● What the task asks
Search the data below for "сайтов"; list each line that holds it.

● Data supplied

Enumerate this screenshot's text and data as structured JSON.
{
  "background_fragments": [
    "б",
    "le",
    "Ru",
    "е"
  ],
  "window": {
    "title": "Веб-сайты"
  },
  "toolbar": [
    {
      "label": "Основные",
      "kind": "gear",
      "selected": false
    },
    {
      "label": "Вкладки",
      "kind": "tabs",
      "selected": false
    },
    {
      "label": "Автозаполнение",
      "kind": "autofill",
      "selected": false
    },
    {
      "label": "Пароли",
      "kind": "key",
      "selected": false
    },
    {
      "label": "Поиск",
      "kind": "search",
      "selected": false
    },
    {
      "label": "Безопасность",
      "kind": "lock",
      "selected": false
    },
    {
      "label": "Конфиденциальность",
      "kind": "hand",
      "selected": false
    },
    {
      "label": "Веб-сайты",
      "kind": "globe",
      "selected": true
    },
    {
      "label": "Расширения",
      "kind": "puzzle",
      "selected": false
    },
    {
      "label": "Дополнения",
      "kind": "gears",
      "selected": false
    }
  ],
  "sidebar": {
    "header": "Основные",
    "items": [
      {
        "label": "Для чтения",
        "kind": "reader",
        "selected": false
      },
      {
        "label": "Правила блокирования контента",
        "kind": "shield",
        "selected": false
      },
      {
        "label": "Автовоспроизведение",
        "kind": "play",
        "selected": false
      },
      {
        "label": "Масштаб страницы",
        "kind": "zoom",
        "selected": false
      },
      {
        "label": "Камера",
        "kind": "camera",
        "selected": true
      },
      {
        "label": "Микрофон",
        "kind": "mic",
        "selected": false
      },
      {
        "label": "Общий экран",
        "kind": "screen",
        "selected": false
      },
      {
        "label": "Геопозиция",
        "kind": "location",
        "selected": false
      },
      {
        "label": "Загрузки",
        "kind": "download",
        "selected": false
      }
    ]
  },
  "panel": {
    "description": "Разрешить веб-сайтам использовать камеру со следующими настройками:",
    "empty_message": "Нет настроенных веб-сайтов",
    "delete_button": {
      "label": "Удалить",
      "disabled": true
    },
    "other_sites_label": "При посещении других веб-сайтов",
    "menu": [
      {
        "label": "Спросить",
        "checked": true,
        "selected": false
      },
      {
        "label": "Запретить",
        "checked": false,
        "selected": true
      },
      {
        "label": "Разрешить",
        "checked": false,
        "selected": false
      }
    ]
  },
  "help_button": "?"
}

● Reply to the task
    "empty_message": "Нет настроенных веб-сайтов",
    "other_sites_label": "При посещении других веб-сайтов",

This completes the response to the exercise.